“All over the USA there was a large, national urge to do something to honor my brother Deah Barakat in addition to Yusor Abu-Salha and Razan Abu-Salha,” said Farris Barakat.
“An urge of that was the first Interfaith Food Drive which was held a month after the attack and collected enough to provide 21,000 meals to the Food Bank of Central and Eastern North Carolina.”
Deah Shaddy Barakat, 23 his wife Yusor Mohammad Abu-Salha, 21 and her sister Razan Mohammad Abu-Salha, 19, were fatally shot Feb. 10, 2015, at the couple’s condominium in Chapel Hill.
Saturday’s food drive brought in enough donations for 67,000 meals, breaking last year’s record by more than 10,000.
“The sense of unity and the urgency to want to act that came in the aftermath of the Chapel Hill shootings brought a lot of people together and allowed us to impact many lives. This was one of the ways that we’ve been able to continue to do that,” Farris said.
The latest food drive was hosted by the Light House Project, a nonprofit dedicated to empowering Muslim youth throughout the Triangle region, in collaboration with the North Carolina State College of Design and the School of Dentistry at the University of North Carolina.

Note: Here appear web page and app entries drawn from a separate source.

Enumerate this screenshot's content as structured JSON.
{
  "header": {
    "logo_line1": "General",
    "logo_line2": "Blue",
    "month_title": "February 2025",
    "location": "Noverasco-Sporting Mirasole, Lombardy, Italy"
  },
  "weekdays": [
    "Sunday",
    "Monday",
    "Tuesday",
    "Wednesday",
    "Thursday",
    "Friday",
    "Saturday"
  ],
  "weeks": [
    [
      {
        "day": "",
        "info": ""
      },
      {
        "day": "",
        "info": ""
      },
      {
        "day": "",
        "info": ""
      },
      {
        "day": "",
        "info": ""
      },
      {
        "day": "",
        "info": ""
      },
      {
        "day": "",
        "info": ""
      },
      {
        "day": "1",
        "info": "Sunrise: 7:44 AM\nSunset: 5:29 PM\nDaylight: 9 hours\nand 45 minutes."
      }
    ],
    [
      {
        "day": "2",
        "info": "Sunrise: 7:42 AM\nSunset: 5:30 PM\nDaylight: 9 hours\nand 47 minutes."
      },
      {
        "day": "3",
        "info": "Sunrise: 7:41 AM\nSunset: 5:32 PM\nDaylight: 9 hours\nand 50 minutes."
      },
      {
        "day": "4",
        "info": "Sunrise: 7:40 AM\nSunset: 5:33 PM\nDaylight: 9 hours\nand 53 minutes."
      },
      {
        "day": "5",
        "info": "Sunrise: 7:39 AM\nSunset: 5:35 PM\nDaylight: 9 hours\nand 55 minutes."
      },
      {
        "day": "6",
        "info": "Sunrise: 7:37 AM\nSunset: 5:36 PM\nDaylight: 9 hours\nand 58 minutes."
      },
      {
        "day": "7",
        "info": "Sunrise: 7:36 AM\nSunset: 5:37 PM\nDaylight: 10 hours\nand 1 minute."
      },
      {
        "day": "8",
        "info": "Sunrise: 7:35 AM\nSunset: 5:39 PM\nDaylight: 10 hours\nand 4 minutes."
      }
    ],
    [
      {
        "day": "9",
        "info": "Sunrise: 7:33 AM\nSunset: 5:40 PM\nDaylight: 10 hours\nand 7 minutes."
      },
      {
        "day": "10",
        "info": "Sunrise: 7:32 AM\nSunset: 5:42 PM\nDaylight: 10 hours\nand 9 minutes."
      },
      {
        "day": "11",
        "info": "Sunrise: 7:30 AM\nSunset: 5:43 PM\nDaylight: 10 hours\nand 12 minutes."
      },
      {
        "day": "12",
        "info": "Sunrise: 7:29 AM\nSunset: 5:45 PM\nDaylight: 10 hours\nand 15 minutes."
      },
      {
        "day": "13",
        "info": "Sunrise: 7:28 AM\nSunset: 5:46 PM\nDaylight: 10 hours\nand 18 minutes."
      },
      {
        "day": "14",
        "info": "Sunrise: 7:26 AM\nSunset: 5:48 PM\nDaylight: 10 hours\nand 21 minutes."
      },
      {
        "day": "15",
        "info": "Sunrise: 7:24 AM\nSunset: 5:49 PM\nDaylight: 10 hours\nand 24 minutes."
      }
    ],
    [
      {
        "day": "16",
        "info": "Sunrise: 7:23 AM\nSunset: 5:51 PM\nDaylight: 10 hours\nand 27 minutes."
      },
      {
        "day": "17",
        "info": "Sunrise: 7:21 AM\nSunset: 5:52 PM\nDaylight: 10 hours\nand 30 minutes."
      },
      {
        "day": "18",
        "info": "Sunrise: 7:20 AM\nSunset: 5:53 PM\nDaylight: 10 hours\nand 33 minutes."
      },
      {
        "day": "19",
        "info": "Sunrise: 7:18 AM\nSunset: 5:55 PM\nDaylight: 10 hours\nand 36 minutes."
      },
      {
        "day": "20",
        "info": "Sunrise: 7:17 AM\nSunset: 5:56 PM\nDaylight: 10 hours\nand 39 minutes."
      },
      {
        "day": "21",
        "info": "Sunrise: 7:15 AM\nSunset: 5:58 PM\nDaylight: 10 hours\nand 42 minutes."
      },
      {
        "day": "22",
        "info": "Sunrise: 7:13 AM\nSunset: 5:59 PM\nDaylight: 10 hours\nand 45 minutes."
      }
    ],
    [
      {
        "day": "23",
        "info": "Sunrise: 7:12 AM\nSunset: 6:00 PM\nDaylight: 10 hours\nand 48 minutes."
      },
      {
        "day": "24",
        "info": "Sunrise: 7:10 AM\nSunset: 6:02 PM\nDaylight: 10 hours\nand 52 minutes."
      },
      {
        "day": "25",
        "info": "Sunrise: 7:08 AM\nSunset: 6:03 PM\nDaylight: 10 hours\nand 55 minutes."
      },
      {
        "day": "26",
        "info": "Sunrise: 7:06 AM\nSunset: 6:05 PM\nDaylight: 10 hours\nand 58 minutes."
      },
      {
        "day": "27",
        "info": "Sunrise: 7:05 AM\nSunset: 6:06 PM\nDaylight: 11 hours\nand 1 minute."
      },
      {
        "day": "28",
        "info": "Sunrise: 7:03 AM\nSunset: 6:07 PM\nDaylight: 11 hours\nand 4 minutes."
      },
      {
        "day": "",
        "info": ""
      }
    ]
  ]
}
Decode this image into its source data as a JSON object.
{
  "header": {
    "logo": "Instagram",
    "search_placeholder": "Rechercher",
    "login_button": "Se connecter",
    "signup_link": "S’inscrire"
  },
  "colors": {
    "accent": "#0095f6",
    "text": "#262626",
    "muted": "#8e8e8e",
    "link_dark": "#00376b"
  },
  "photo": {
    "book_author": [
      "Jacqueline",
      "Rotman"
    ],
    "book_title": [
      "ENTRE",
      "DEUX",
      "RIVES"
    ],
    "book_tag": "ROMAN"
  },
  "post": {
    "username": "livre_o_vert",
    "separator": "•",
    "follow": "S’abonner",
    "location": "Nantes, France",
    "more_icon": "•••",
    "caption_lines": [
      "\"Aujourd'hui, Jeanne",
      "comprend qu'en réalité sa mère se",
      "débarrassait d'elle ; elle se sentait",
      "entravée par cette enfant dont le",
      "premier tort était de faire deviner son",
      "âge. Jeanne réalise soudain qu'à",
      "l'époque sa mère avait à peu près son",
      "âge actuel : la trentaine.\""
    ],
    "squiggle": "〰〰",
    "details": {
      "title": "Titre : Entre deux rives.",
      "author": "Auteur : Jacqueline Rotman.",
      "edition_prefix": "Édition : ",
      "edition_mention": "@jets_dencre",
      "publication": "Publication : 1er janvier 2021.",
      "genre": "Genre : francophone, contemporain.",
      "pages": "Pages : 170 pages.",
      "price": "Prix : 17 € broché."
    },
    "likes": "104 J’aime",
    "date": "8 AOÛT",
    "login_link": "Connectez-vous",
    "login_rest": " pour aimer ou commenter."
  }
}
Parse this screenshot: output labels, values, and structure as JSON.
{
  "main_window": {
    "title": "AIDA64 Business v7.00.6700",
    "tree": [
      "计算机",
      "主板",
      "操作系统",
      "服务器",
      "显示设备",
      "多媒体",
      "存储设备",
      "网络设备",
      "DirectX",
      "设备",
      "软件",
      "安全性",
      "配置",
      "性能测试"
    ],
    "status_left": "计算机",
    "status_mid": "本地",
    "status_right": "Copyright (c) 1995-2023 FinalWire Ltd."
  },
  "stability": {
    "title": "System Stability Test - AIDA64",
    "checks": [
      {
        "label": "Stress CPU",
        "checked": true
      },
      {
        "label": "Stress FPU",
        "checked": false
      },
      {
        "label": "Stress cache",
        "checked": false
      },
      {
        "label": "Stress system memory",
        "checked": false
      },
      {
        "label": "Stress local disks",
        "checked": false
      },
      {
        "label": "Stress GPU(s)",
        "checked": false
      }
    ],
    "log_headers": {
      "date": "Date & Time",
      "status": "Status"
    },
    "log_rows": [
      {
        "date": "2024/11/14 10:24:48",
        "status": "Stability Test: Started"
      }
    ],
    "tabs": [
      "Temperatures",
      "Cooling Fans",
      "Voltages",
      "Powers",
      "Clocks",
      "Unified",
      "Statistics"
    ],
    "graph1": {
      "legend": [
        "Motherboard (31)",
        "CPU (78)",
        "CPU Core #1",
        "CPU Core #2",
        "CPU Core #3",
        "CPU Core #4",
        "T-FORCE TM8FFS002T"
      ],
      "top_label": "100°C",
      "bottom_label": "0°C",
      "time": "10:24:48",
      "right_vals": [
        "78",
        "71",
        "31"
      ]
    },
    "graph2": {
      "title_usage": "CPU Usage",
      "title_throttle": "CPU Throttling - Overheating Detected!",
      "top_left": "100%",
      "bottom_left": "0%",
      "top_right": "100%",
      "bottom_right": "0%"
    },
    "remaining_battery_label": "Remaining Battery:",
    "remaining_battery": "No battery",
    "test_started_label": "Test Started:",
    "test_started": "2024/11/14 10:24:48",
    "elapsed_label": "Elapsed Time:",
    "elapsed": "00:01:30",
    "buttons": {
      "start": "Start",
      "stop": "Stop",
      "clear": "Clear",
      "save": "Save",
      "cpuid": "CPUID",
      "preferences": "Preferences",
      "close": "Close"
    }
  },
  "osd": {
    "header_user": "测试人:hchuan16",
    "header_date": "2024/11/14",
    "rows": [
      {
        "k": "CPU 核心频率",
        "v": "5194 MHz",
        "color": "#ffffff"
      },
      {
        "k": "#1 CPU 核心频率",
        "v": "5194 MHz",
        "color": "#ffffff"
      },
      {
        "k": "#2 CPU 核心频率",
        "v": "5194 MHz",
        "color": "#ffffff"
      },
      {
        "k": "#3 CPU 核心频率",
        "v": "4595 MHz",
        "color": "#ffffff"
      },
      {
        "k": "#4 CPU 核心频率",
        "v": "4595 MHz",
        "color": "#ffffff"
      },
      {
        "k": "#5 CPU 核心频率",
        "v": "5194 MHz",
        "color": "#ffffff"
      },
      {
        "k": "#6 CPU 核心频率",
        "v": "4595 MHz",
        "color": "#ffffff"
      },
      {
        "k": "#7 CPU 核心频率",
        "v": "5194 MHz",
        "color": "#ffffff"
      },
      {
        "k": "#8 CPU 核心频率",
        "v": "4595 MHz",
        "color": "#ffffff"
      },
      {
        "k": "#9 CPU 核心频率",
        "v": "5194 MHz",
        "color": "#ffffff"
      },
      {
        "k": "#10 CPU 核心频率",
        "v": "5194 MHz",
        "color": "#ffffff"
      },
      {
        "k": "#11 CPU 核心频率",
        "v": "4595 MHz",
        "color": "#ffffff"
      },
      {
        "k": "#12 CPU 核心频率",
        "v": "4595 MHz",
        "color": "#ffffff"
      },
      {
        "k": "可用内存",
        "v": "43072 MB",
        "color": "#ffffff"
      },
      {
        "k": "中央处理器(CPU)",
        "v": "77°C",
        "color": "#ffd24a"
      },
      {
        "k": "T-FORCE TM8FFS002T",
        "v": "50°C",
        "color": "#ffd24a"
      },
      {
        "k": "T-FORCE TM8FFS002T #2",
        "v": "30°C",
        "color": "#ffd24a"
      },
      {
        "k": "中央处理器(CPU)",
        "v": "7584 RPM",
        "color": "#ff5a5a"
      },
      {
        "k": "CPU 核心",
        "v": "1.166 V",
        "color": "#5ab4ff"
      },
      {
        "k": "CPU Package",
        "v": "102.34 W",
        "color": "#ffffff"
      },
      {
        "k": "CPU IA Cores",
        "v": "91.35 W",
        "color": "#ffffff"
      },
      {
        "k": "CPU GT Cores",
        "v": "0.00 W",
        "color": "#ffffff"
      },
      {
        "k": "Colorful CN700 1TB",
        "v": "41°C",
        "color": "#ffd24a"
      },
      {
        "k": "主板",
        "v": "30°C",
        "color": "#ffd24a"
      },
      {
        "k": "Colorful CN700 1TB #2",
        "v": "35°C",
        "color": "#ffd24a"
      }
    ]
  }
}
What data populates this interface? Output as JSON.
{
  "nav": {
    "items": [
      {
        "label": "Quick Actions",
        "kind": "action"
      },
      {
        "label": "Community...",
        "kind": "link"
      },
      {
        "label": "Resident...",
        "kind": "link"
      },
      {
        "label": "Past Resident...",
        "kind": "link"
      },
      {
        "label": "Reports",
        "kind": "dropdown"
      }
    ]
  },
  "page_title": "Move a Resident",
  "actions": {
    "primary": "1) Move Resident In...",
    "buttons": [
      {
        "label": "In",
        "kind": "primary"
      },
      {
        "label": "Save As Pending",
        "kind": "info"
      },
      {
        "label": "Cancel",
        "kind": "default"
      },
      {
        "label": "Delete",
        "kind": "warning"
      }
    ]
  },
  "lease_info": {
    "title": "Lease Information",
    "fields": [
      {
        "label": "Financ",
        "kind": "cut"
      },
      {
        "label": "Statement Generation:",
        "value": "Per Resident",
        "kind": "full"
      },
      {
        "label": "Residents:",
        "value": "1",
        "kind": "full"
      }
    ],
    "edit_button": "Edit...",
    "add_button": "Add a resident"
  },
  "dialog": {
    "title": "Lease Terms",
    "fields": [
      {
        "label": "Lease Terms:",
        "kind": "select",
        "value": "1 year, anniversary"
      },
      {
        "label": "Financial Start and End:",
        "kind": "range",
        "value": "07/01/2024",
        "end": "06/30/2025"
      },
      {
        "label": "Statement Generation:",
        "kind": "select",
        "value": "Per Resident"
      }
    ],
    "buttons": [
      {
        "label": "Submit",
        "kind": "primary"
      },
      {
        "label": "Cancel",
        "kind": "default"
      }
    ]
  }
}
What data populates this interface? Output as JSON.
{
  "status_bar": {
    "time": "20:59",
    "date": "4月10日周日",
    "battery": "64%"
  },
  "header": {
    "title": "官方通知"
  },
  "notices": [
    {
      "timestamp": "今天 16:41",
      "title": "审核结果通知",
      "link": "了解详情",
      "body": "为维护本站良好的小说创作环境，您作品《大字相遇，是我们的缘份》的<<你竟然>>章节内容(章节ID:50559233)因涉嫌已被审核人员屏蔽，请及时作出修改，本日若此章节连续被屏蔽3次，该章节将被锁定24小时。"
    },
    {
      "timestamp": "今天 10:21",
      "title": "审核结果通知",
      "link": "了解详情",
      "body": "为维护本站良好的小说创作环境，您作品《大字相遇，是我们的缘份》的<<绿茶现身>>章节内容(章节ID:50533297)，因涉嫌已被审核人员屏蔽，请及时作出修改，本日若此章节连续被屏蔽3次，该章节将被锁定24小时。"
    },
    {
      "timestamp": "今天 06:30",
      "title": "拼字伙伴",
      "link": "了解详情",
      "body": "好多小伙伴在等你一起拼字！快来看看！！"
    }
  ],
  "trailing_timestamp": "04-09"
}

Zainab Baloch, a childhood friend of the slain students, looks at the charity event as a way to continue their legacy rather than simply remember them; “we choose to express our pain through service.”
Sorrowfully, Chris Hicks, a neighbor of Deah, is accused of the killing but the case hasn’t yet gone to trial.
“The next person who thinks about doing something like this should know punishment awaits them,” Farris expressed in grief.
“Deah was studying at the UNC School of Dentistry, where his wife Yusor was about to start classes. Yusor’s sister Razan studied at the College of Design. But none of them let their busy schedules get in the way of intentionally serving the Triangle community,” said Shadi Sadi, a friend to all three.
Over the past years, the family has been working to keep the victims’ legacy alive.
Since their deaths, the Our Three Winners Foundation was established by family members of the victims.
It aims to end hate crimes “through a preventive, rather than reactive approach.”
Also in the wake of their deaths, Deah’s brother Farris Barakat opened a youth group home in downtown Raleigh called “The Light House Project.”
The Light House Project looks to end Islamaphobia and promote understanding.